From the records below, copy every line that contains the word "Phone".

______

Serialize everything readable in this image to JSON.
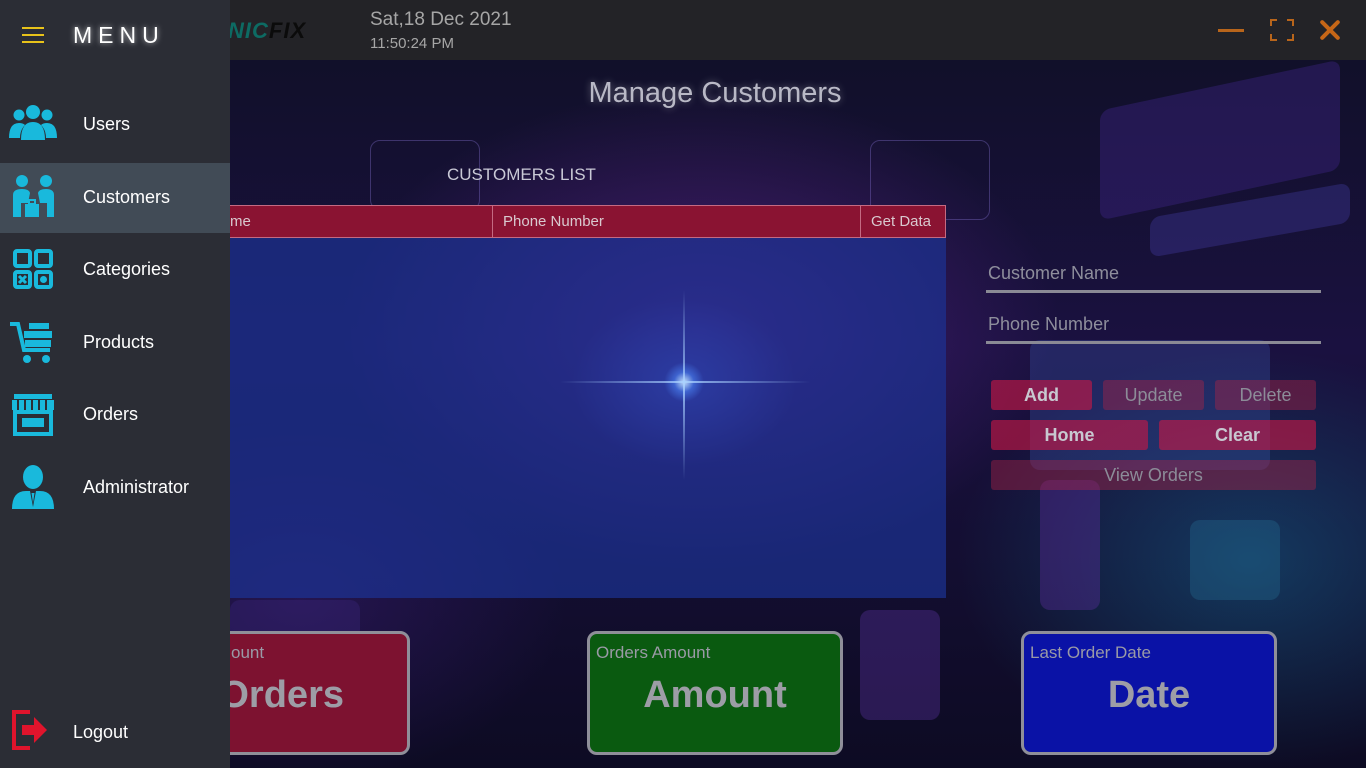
{
  "window": {
    "brand_part1": "NIC",
    "brand_part2": "FIX",
    "date": "Sat,18 Dec 2021",
    "time": "11:50:24 PM"
  },
  "page": {
    "title": "Manage Customers",
    "list_caption": "CUSTOMERS LIST"
  },
  "table": {
    "columns": [
      "me",
      "Phone Number",
      "Get Data"
    ],
    "rows": []
  },
  "form": {
    "customer_name_placeholder": "Customer Name",
    "phone_number_placeholder": "Phone Number",
    "buttons": {
      "add": "Add",
      "update": "Update",
      "delete": "Delete",
      "home": "Home",
      "clear": "Clear",
      "view_orders": "View Orders"
    }
  },
  "cards": [
    {
      "label": "ount",
      "value": "Orders",
      "color": "#7d1230"
    },
    {
      "label": "Orders Amount",
      "value": "Amount",
      "color": "#0a5a10"
    },
    {
      "label": "Last Order Date",
      "value": "Date",
      "color": "#0a12a6"
    }
  ],
  "sidebar": {
    "menu_title": "MENU",
    "items": [
      {
        "label": "Users",
        "icon": "users-icon",
        "active": false
      },
      {
        "label": "Customers",
        "icon": "customers-icon",
        "active": true
      },
      {
        "label": "Categories",
        "icon": "categories-icon",
        "active": false
      },
      {
        "label": "Products",
        "icon": "cart-icon",
        "active": false
      },
      {
        "label": "Orders",
        "icon": "store-icon",
        "active": false
      },
      {
        "label": "Administrator",
        "icon": "admin-icon",
        "active": false
      }
    ],
    "logout_label": "Logout"
  },
  "colors": {
    "accent_cyan": "#19b9dc",
    "sidebar_bg": "#2b2d35",
    "table_header": "#8a1332",
    "window_controls": "#b8651b",
    "logout_red": "#e0142c"
  }
}
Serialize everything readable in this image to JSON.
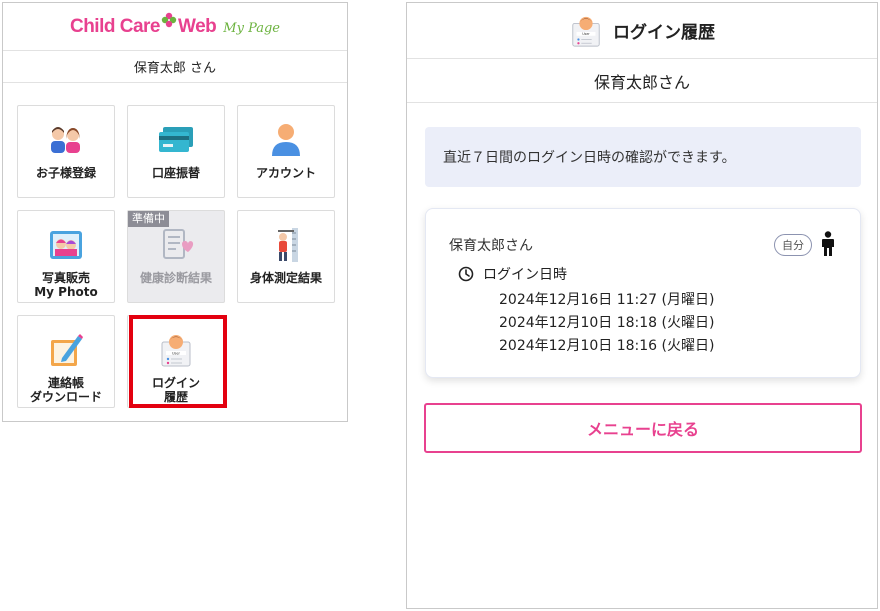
{
  "left": {
    "logo": {
      "main": "Child Care",
      "web": "Web",
      "sub": "My Page"
    },
    "user_name": "保育太郎 さん",
    "tiles": [
      {
        "label": "お子様登録",
        "icon": "children-icon"
      },
      {
        "label": "口座振替",
        "icon": "bank-card-icon"
      },
      {
        "label": "アカウント",
        "icon": "account-icon"
      },
      {
        "label": "写真販売\nMy Photo",
        "icon": "photo-icon"
      },
      {
        "label": "健康診断結果",
        "icon": "health-checkup-icon",
        "badge": "準備中",
        "disabled": true
      },
      {
        "label": "身体測定結果",
        "icon": "height-measure-icon"
      },
      {
        "label": "連絡帳\nダウンロード",
        "icon": "notebook-icon"
      },
      {
        "label": "ログイン\n履歴",
        "icon": "user-id-card-icon",
        "highlighted": true
      }
    ]
  },
  "right": {
    "title": "ログイン履歴",
    "user_name": "保育太郎さん",
    "notice": "直近７日間のログイン日時の確認ができます。",
    "card": {
      "name": "保育太郎さん",
      "badge": "自分",
      "login_label": "ログイン日時",
      "logins": [
        "2024年12月16日 11:27 (月曜日)",
        "2024年12月10日 18:18 (火曜日)",
        "2024年12月10日 18:16 (火曜日)"
      ]
    },
    "back_button": "メニューに戻る"
  },
  "colors": {
    "brand_pink": "#e8418f",
    "brand_green": "#6cb33f",
    "highlight_red": "#e3000f",
    "notice_bg": "#ebeef9"
  }
}
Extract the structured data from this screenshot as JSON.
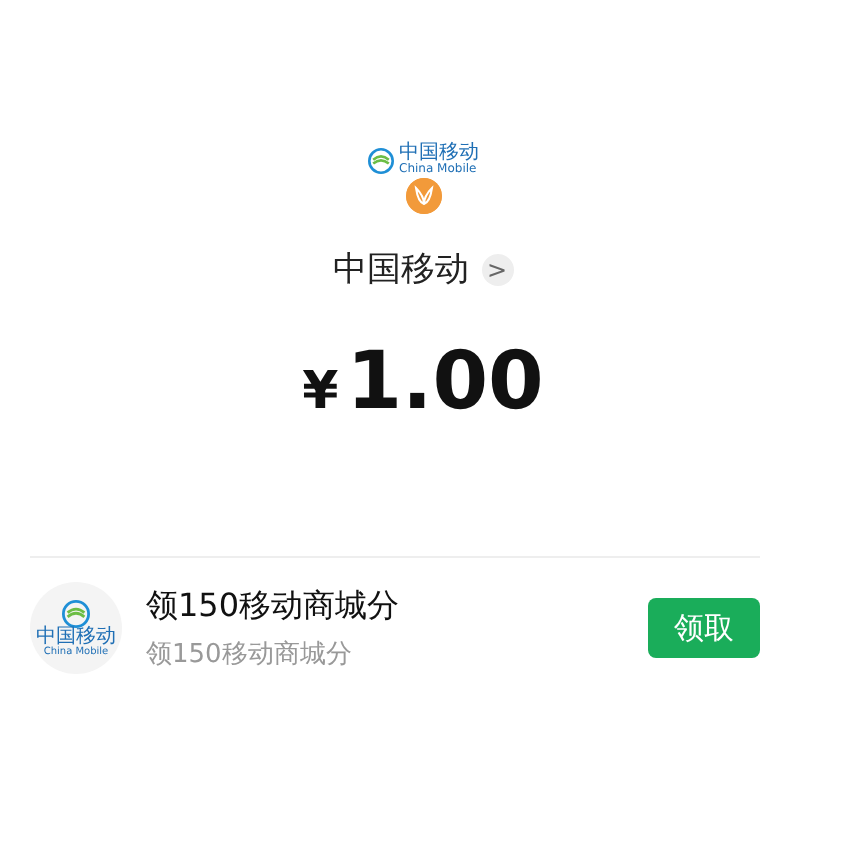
{
  "merchant": {
    "logo_cn": "中国移动",
    "logo_en": "China Mobile",
    "name": "中国移动",
    "chevron": ">"
  },
  "amount": {
    "currency": "¥",
    "value": "1.00"
  },
  "offers": [
    {
      "logo_cn": "中国移动",
      "logo_en": "China Mobile",
      "title": "领150移动商城分",
      "subtitle": "领150移动商城分",
      "button": "领取"
    }
  ]
}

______

Exercise output →
      "Phone Number",
    "phone_number_placeholder": "Phone Number",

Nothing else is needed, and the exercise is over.